• **INFORMATION SUPPLIED**:
■ ■ ■ ■ ■

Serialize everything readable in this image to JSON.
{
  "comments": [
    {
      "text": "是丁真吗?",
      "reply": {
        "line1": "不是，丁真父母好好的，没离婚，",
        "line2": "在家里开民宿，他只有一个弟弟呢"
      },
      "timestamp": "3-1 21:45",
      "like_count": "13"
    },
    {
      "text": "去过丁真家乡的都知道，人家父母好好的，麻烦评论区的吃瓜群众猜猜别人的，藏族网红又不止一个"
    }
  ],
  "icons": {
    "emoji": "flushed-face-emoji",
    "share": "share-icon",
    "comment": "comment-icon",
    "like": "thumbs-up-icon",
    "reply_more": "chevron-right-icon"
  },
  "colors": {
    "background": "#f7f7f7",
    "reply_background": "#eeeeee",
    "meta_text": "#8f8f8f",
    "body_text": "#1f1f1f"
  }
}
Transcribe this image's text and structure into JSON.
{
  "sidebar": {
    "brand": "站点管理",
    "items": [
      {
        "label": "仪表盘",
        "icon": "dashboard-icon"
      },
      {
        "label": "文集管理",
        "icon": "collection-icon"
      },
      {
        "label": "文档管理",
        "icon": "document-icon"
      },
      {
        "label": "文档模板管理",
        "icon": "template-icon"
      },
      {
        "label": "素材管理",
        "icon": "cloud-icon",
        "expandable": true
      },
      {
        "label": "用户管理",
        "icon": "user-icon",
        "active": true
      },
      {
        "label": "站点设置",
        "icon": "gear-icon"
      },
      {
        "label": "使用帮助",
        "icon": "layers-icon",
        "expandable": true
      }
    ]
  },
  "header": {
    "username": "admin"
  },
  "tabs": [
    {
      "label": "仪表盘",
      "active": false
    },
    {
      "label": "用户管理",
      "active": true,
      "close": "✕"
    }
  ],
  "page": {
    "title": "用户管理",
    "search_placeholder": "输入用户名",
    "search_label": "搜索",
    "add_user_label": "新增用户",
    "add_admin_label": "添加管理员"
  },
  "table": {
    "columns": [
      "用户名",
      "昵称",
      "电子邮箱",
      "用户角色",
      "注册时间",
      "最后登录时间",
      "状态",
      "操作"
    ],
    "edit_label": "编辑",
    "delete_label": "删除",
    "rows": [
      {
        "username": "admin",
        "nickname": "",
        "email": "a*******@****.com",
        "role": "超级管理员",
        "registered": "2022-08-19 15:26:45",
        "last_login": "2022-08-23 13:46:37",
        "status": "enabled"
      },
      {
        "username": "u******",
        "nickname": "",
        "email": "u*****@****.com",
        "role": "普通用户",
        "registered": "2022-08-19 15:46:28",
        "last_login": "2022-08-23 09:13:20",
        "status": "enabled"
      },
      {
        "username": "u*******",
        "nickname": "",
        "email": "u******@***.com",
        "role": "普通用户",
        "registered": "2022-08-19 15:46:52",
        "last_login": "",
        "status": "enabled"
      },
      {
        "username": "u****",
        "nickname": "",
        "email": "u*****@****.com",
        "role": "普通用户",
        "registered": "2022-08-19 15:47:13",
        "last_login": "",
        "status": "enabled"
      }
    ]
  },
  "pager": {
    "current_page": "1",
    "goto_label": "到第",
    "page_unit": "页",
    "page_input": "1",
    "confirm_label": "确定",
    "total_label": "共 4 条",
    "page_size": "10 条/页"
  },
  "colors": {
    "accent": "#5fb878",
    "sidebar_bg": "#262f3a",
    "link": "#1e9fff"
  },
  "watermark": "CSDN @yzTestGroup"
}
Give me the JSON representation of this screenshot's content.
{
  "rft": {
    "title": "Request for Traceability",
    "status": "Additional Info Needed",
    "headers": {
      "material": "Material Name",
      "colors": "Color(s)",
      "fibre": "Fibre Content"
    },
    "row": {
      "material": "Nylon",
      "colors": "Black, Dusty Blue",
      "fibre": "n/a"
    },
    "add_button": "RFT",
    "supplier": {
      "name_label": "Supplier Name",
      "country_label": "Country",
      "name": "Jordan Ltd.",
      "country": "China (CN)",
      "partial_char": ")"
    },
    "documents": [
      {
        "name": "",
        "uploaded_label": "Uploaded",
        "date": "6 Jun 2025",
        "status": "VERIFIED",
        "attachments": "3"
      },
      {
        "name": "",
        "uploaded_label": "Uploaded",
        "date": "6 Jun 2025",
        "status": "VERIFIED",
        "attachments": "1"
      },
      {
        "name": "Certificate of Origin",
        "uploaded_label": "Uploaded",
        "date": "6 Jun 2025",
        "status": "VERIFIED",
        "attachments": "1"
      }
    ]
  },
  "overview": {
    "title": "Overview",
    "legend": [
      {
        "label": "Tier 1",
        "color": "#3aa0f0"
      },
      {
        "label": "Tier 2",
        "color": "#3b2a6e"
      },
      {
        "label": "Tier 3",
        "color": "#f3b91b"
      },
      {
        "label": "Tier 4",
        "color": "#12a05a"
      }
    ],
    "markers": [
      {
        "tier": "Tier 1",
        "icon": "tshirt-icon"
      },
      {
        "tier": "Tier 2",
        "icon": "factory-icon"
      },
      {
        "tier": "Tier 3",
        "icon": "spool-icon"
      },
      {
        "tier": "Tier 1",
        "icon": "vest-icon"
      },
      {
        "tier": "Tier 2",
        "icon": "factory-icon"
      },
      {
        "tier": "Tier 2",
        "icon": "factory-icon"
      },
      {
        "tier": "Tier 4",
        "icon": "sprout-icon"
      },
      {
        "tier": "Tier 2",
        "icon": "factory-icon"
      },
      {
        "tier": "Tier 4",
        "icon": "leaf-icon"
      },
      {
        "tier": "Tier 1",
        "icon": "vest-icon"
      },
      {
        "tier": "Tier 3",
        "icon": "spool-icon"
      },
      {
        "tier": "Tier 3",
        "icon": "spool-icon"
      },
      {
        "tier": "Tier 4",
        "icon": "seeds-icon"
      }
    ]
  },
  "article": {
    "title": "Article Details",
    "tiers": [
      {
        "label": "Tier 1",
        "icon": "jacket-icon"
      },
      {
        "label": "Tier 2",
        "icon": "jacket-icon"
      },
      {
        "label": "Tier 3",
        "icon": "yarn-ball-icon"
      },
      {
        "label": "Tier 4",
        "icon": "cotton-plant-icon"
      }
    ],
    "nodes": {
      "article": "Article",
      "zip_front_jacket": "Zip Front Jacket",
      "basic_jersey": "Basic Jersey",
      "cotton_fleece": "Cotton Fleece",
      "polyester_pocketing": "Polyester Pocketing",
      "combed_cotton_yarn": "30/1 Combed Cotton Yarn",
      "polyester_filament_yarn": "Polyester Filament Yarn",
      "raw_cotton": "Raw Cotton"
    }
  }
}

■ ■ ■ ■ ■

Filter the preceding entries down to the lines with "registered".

        "registered": "2022-08-19 15:26:45",
        "registered": "2022-08-19 15:46:28",
        "registered": "2022-08-19 15:46:52",
        "registered": "2022-08-19 15:47:13",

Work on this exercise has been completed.